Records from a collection
[Start of Attachment]

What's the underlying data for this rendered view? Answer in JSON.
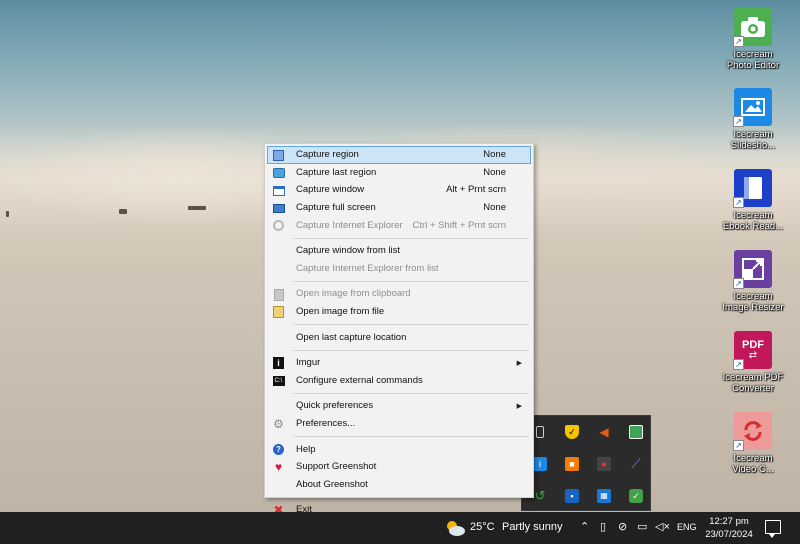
{
  "desktop_icons": [
    {
      "label_line1": "Icecream",
      "label_line2": "Photo Editor",
      "color": "#4caf50",
      "icon": "camera-icon"
    },
    {
      "label_line1": "Icecream",
      "label_line2": "Slidesho...",
      "color": "#1e88e5",
      "icon": "slideshow-icon"
    },
    {
      "label_line1": "Icecream",
      "label_line2": "Ebook Read...",
      "color": "#1e40c8",
      "icon": "ebook-icon"
    },
    {
      "label_line1": "Icecream",
      "label_line2": "Image Resizer",
      "color": "#6a3fa0",
      "icon": "resize-icon"
    },
    {
      "label_line1": "Icecream PDF",
      "label_line2": "Converter",
      "color": "#c2185b",
      "icon": "pdf-icon",
      "tile_text": "PDF"
    },
    {
      "label_line1": "Icecream",
      "label_line2": "Video C...",
      "color": "#e57373",
      "icon": "video-converter-icon"
    }
  ],
  "menu": {
    "capture_region": {
      "label": "Capture region",
      "shortcut": "None"
    },
    "capture_last_region": {
      "label": "Capture last region",
      "shortcut": "None"
    },
    "capture_window": {
      "label": "Capture window",
      "shortcut": "Alt + Prnt scrn"
    },
    "capture_full_screen": {
      "label": "Capture full screen",
      "shortcut": "None"
    },
    "capture_ie": {
      "label": "Capture Internet Explorer",
      "shortcut": "Ctrl + Shift + Prnt scrn"
    },
    "capture_window_from_list": {
      "label": "Capture window from list"
    },
    "capture_ie_from_list": {
      "label": "Capture Internet Explorer from list"
    },
    "open_clipboard": {
      "label": "Open image from clipboard"
    },
    "open_file": {
      "label": "Open image from file"
    },
    "open_last_location": {
      "label": "Open last capture location"
    },
    "imgur": {
      "label": "Imgur"
    },
    "external_commands": {
      "label": "Configure external commands"
    },
    "quick_prefs": {
      "label": "Quick preferences"
    },
    "preferences": {
      "label": "Preferences..."
    },
    "help": {
      "label": "Help"
    },
    "support": {
      "label": "Support Greenshot"
    },
    "about": {
      "label": "About Greenshot"
    },
    "exit": {
      "label": "Exit"
    }
  },
  "tray_icons": [
    {
      "name": "usb-drive-icon",
      "color": "#d0d0d0"
    },
    {
      "name": "security-shield-icon",
      "color": "#f5c400"
    },
    {
      "name": "speaker-orange-icon",
      "color": "#e8591a"
    },
    {
      "name": "monitor-network-icon",
      "color": "#3aa655"
    },
    {
      "name": "info-app-icon",
      "color": "#1e88e5"
    },
    {
      "name": "orange-app-icon",
      "color": "#f57c00"
    },
    {
      "name": "recorder-icon",
      "color": "#444444"
    },
    {
      "name": "feather-icon",
      "color": "#7e57c2"
    },
    {
      "name": "green-tray-icon",
      "color": "#2e7d32"
    },
    {
      "name": "blue-app-icon",
      "color": "#1565c0"
    },
    {
      "name": "grid-app-icon",
      "color": "#1976d2"
    },
    {
      "name": "checkmark-app-icon",
      "color": "#43a047"
    }
  ],
  "taskbar": {
    "temperature": "25°C",
    "condition": "Partly sunny",
    "language": "ENG",
    "time": "12:27 pm",
    "date": "23/07/2024"
  }
}
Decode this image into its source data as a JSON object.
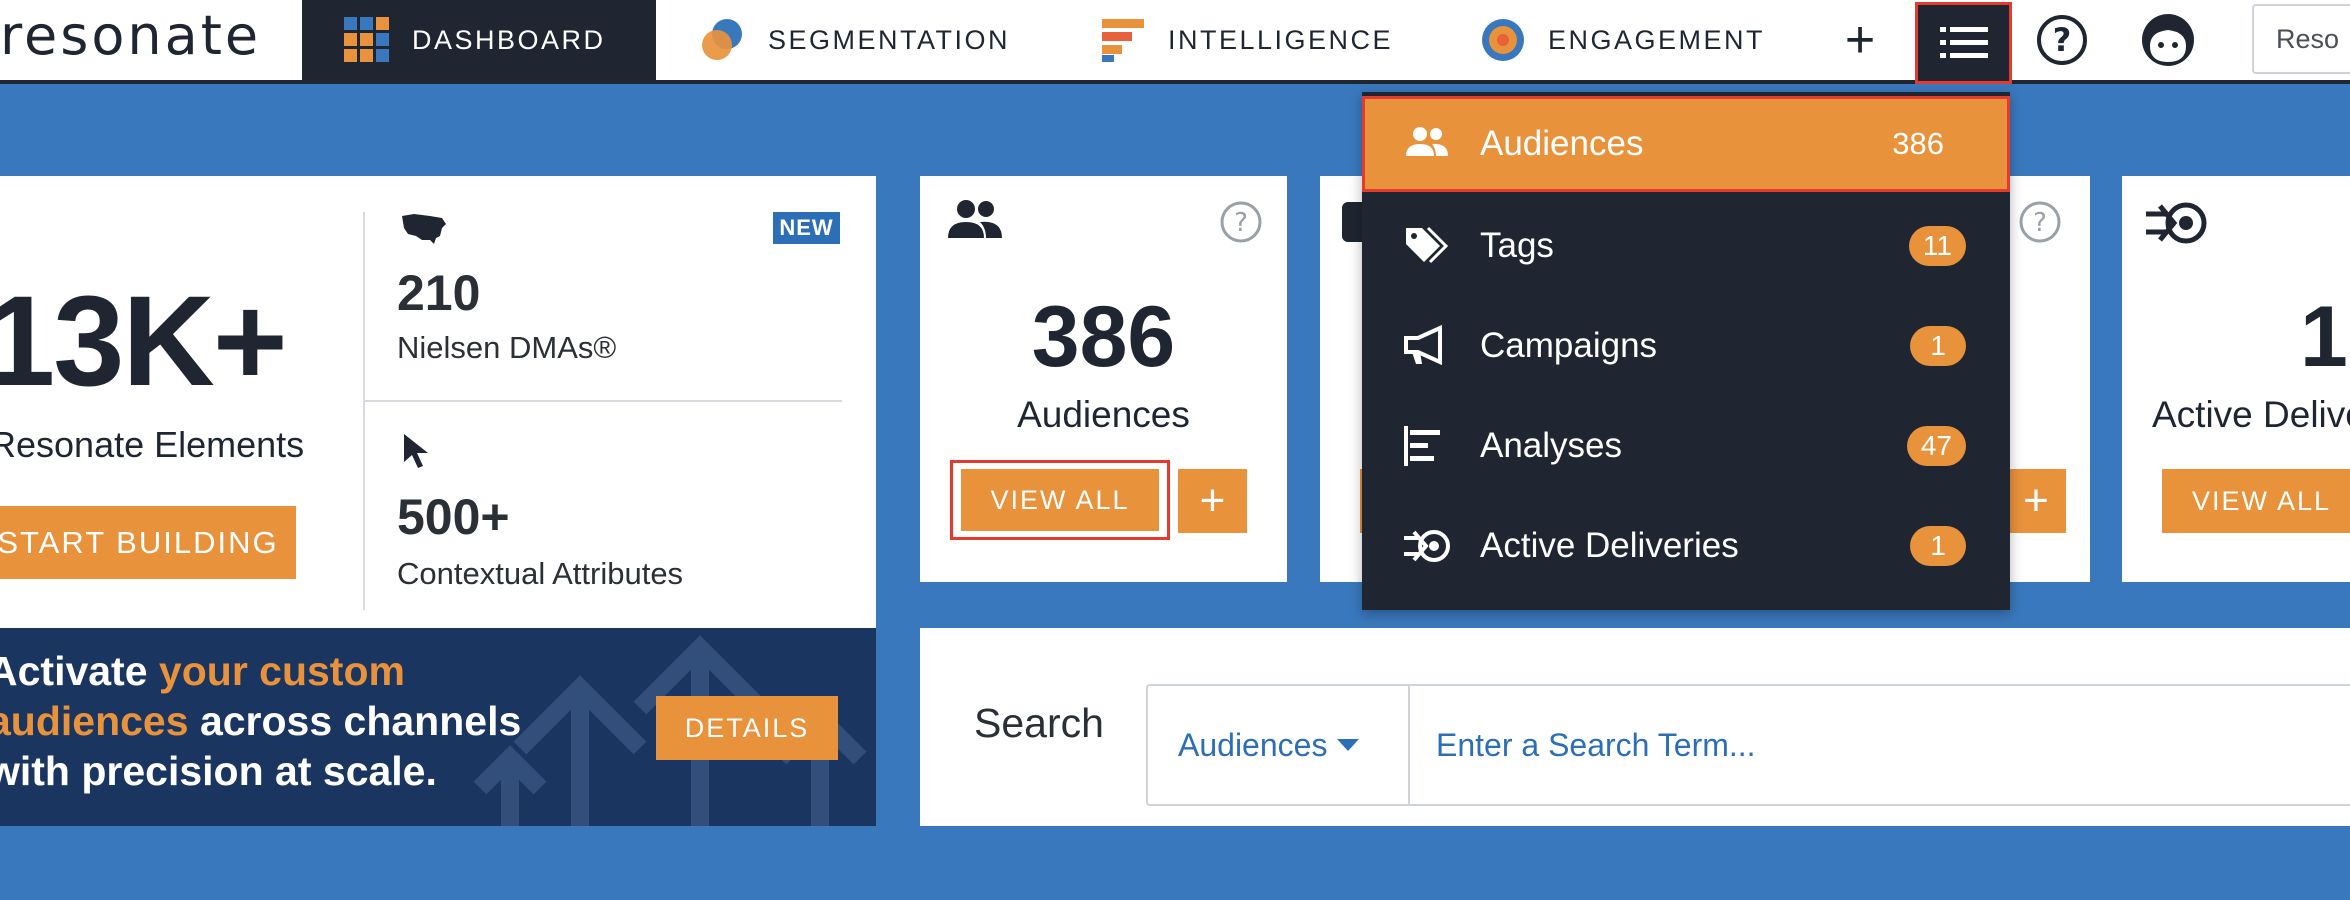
{
  "nav": {
    "logo": "resonate",
    "items": [
      {
        "label": "DASHBOARD",
        "icon": "grid-icon"
      },
      {
        "label": "SEGMENTATION",
        "icon": "venn-icon"
      },
      {
        "label": "INTELLIGENCE",
        "icon": "bars-icon"
      },
      {
        "label": "ENGAGEMENT",
        "icon": "target-icon"
      }
    ],
    "search_text": "Reso"
  },
  "stats": {
    "elements_num": "13K+",
    "elements_label": "Resonate Elements",
    "start_label": "START BUILDING",
    "new_badge": "NEW",
    "dma_num": "210",
    "dma_label": "Nielsen DMAs®",
    "ctx_num": "500+",
    "ctx_label": "Contextual Attributes"
  },
  "banner": {
    "line1_a": "Activate ",
    "line1_b": "your custom",
    "line2_a": "audiences",
    "line2_b": " across channels",
    "line3": "with precision at scale.",
    "details_label": "DETAILS"
  },
  "audiences_card": {
    "count": "386",
    "label": "Audiences",
    "view_all": "VIEW ALL",
    "add": "+"
  },
  "deliveries_card": {
    "count": "1",
    "label": "Active Deliveries",
    "view_all": "VIEW ALL"
  },
  "search": {
    "label": "Search",
    "select_value": "Audiences",
    "placeholder": "Enter a Search Term..."
  },
  "dropdown": {
    "items": [
      {
        "label": "Audiences",
        "count": "386",
        "icon": "people-icon"
      },
      {
        "label": "Tags",
        "count": "11",
        "icon": "tag-icon"
      },
      {
        "label": "Campaigns",
        "count": "1",
        "icon": "megaphone-icon"
      },
      {
        "label": "Analyses",
        "count": "47",
        "icon": "analysis-bars-icon"
      },
      {
        "label": "Active Deliveries",
        "count": "1",
        "icon": "delivery-icon"
      }
    ]
  },
  "colors": {
    "accent": "#e8923c",
    "navy": "#1f2631",
    "blue": "#3a78bd",
    "highlight": "#e53b2e"
  }
}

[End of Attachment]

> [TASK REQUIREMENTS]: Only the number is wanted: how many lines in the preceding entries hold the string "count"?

> [ANSWER BOX]: 7